Knives are indispensable domestic instruments, but they can be hazardous if not handled with care. Whether you are a professional chef or a home cook, you must consider knife safety seriously to prevent accidents and injuries. By adhering to a few simple knife safety guidelines, you can protect yourself and others while still reaping the benefits of a keen and effective knife.
1. A sharp knife is a safe knife. Utilizing a weak knife is a recipe for disaster. If you attempt to force a worn knife through the surface of a food item, the blade is more likely to slide and cause injury. Additionally, if you do cut yourself, a keen knife will make the wound simpler to treat.
2. Never, ever grasp a plummeting knife. The most effective method to avoid having to remember this rule is to ensure that your knife is always entirely resting on your work surface, without the handle protruding into traffic areas. However, it is inevitable that you or someone else will occasionally touch a knife handle, resulting in a dropped knife. Everyone has a natural instinct to catch falling objects. You must resist this temptation. Keep in mind that a descending weapon has no handle. Simply remove your hands and feet from the way.

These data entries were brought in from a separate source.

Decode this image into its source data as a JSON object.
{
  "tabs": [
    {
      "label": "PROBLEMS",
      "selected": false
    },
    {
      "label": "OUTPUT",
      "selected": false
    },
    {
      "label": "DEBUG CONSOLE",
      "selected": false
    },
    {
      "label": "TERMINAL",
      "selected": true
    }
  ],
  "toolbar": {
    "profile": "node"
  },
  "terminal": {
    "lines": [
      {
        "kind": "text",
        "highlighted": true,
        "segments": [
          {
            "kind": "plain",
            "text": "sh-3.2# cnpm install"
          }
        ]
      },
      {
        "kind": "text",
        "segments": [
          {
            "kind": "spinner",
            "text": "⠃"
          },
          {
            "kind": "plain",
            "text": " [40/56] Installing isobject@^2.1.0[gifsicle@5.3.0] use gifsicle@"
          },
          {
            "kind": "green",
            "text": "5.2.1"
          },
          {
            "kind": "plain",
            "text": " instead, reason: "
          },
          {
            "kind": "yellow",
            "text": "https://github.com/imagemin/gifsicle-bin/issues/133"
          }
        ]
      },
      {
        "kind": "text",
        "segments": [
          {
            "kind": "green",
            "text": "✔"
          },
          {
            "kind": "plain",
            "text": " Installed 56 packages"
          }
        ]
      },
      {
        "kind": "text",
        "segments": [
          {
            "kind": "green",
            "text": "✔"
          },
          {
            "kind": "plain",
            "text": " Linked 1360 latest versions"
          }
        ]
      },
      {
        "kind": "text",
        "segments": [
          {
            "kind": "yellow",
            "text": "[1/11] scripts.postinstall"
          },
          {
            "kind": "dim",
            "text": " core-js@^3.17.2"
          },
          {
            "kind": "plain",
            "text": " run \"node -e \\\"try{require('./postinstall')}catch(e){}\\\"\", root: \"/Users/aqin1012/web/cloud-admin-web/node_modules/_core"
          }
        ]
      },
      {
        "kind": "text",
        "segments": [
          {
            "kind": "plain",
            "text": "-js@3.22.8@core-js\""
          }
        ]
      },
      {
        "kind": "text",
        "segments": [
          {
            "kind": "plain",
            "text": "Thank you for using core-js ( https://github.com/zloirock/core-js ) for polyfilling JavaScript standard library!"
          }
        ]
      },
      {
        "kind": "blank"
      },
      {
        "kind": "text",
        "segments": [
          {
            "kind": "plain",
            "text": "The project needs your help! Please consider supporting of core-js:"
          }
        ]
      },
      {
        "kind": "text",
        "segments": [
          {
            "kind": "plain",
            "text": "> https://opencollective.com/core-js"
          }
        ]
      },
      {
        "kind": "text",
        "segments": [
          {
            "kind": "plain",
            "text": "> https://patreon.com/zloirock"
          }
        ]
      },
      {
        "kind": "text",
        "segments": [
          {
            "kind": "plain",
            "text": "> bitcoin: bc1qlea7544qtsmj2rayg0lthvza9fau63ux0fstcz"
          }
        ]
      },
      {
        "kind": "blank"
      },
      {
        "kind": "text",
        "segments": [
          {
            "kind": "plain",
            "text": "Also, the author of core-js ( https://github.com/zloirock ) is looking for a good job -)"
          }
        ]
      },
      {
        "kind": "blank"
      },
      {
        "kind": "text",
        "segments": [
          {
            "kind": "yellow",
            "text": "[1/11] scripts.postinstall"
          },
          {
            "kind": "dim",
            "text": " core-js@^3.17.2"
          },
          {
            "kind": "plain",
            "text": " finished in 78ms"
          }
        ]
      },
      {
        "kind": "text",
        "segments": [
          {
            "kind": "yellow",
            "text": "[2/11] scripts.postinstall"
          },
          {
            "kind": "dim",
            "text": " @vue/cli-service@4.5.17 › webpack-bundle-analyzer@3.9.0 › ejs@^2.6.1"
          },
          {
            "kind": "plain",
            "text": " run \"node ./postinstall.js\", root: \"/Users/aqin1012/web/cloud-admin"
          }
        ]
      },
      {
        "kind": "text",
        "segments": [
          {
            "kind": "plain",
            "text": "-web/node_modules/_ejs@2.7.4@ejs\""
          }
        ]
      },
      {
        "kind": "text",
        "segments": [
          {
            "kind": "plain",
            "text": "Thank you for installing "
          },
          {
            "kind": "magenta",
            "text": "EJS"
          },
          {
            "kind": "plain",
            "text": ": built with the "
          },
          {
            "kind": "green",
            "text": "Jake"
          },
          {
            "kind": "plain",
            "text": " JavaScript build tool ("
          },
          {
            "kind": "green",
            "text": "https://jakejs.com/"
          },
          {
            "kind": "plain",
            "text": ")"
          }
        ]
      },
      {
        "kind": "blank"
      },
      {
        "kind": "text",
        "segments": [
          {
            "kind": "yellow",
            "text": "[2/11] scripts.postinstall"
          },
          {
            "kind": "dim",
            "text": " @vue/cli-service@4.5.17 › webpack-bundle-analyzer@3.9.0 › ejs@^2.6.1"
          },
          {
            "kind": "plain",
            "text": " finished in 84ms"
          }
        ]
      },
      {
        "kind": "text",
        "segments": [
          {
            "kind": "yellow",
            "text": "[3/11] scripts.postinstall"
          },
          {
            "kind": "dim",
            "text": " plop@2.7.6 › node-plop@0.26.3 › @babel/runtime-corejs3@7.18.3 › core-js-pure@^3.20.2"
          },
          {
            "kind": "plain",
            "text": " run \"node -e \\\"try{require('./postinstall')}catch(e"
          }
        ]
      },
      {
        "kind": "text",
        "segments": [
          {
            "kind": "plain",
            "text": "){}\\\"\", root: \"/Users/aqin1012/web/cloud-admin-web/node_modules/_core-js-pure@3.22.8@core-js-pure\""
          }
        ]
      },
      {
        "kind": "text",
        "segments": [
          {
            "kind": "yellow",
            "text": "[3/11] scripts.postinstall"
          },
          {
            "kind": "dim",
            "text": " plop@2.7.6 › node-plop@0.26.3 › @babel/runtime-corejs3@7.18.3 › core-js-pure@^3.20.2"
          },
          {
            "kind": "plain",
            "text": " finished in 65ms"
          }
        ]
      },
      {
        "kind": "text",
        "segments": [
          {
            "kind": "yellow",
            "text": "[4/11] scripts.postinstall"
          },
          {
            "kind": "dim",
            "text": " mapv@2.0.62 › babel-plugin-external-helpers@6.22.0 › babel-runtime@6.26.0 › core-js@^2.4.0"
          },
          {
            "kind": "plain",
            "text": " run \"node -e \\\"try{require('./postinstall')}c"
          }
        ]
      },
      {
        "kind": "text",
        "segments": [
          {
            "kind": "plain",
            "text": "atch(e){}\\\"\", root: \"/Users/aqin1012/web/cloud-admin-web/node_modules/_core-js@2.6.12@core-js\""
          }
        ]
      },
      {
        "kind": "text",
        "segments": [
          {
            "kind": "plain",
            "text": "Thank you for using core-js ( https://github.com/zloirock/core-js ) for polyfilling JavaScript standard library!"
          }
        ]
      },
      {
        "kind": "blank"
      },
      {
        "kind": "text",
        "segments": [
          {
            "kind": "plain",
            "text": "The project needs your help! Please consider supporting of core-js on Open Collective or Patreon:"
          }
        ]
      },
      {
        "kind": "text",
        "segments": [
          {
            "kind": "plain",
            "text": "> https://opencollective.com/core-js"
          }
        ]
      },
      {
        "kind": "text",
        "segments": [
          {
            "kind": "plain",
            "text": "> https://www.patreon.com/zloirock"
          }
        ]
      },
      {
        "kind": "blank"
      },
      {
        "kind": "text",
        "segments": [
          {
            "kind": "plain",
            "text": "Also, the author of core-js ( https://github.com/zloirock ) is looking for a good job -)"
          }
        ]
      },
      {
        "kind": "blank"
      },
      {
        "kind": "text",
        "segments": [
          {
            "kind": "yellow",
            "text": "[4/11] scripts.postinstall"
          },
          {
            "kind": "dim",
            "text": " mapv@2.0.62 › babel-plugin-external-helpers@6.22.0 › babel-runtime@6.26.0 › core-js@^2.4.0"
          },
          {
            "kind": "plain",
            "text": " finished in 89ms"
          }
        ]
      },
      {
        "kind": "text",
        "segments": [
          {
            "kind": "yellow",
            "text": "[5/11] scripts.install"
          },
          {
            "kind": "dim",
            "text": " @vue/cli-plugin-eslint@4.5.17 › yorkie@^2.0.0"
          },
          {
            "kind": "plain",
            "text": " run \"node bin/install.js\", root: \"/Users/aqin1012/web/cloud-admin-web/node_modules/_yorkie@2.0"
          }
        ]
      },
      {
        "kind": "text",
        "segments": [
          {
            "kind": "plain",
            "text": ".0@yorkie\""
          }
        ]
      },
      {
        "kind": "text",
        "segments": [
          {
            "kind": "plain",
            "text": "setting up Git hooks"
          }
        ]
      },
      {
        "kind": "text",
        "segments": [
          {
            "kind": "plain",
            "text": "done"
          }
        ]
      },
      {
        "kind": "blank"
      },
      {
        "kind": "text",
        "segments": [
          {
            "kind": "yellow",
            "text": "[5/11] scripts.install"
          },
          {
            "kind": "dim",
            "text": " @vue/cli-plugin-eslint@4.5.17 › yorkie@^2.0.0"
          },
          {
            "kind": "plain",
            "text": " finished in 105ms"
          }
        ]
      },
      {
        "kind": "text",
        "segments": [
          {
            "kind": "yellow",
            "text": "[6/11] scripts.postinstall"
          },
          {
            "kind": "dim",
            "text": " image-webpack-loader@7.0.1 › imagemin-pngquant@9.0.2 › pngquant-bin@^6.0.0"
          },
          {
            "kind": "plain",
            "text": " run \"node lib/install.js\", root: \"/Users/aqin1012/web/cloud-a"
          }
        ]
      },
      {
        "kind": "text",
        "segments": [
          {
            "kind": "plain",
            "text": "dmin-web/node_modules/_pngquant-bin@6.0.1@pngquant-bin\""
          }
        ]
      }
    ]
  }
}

3. Use the right knife for the right job. Laziness leads to the use of the wrong weapon for a given task, resulting in numerous knife-related injuries. Position your knife inventory in a convenient location so you won’t be tempted to make this error.
4. Always cut away from – never towards – yourself. Occasionally, this norm is difficult to observe. Again, don’t be indolent! If the angle is incorrect, rotate the product. Alternatively, flip your chopping board. If your cutting board does not have rubber feet, you should position it atop a damp kitchen cloth to prevent it from sliding while you cut.
5. When holding a weapon, maintain your focus on the blade. This rule applies regardless of whether you are chopping or carrying a knife. Simply put, you are unlikely to cut yourself if you monitor the blade, particularly its point. Additionally, do not speak and chop.
6. Carry a knife properly. When carrying a knife through a kitchen, especially an active one, there are frequently people and, even better, animals in a haste. You must become accustomed to the fact that the only way to walk with a knife in your hand is to bear it with the blade facing your thigh and pointed directly down. Maintain arm rigidity. You do not want to send a family member to the emergency room with a knife puncture wound.
7. Never, ever put a knife in a sink full of water. Putting a knife in a basin full of (likely detergent) water is not only likely to be detrimental to the knife’s handle, but also a recipe for disaster. Wash your sharp utensils by hand (not in the dishwasher!) and promptly put them away.
8. Always cut on a cutting board. Avoid cutting on metal, glass, and marble. This will eventually dull a knife’s edge.
What age did you begin involving your children in meal preparation? When did you give them permission to use knives? How did you instruct them concerning weapon safety?
Knife safety should be a top priority for anyone who routinely uses knives, whether in a professional or personal context. By adhering to fundamental safety guidelines, such as using a sharp knife, slicing away from your body, and keeping your cutlery clean and stowed properly, you can reduce the likelihood of accidents and injuries. By taking the time to learn and implement appropriate knife safety techniques, you can safely appreciate the benefits of using a sharp and effective knife. Remember that, when used properly, a keen knife is a secure knife.